* [Problem to solve] Search the lines of the records for the word "Size", and copy every line that has it.
*** Opening Information ***
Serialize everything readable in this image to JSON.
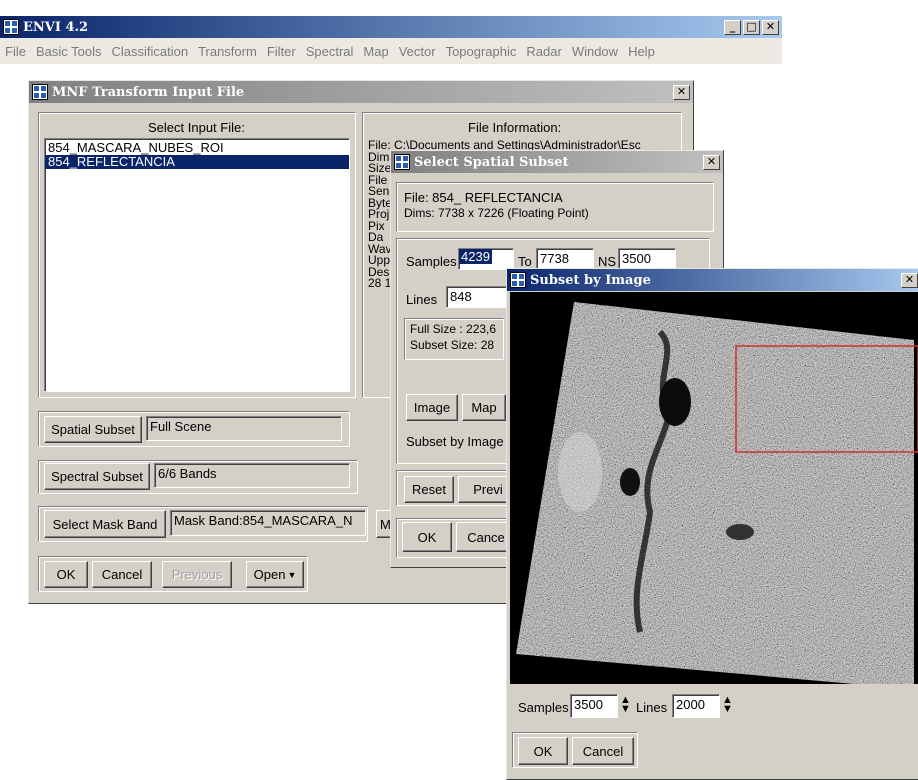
{
  "envi": {
    "title": "ENVI 4.2",
    "menu": [
      "File",
      "Basic Tools",
      "Classification",
      "Transform",
      "Filter",
      "Spectral",
      "Map",
      "Vector",
      "Topographic",
      "Radar",
      "Window",
      "Help"
    ]
  },
  "mnf": {
    "title": "MNF Transform Input File",
    "select_label": "Select Input File:",
    "files": [
      "854_MASCARA_NUBES_ROI",
      "854_REFLECTANCIA"
    ],
    "info_label": "File Information:",
    "info_lines": [
      "File: C:\\Documents and Settings\\Administrador\\Esc",
      "Dims",
      "Size",
      "File",
      "Sen",
      "Byte",
      "Proj",
      "Pix",
      "Da",
      "Wav",
      "Upp",
      "Des",
      "28 1"
    ],
    "spatial_btn": "Spatial Subset",
    "spatial_val": "Full Scene",
    "spectral_btn": "Spectral Subset",
    "spectral_val": "6/6 Bands",
    "mask_btn": "Select Mask Band",
    "mask_val": "Mask Band:854_MASCARA_N",
    "mask_extra": "M",
    "ok": "OK",
    "cancel": "Cancel",
    "previous": "Previous",
    "open": "Open"
  },
  "spatial": {
    "title": "Select Spatial Subset",
    "file": "File: 854_ REFLECTANCIA",
    "dims": "Dims: 7738 x 7226 (Floating Point)",
    "samples_label": "Samples",
    "samples": "4239",
    "to_label": "To",
    "to": "7738",
    "ns_label": "NS",
    "ns": "3500",
    "lines_label": "Lines",
    "lines": "848",
    "full_size": "Full Size  : 223,6",
    "subset_size": "Subset Size: 28",
    "image_btn": "Image",
    "map_btn": "Map",
    "subset_by": "Subset by Image",
    "reset": "Reset",
    "preview": "Previ",
    "ok": "OK",
    "cancel": "Cance"
  },
  "image": {
    "title": "Subset by Image",
    "samples_label": "Samples",
    "samples": "3500",
    "lines_label": "Lines",
    "lines": "2000",
    "ok": "OK",
    "cancel": "Cancel"
  }
}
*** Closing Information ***
* [Written response]
      "Size",
    "full_size": "Full Size  : 223,6",
    "subset_size": "Subset Size: 28",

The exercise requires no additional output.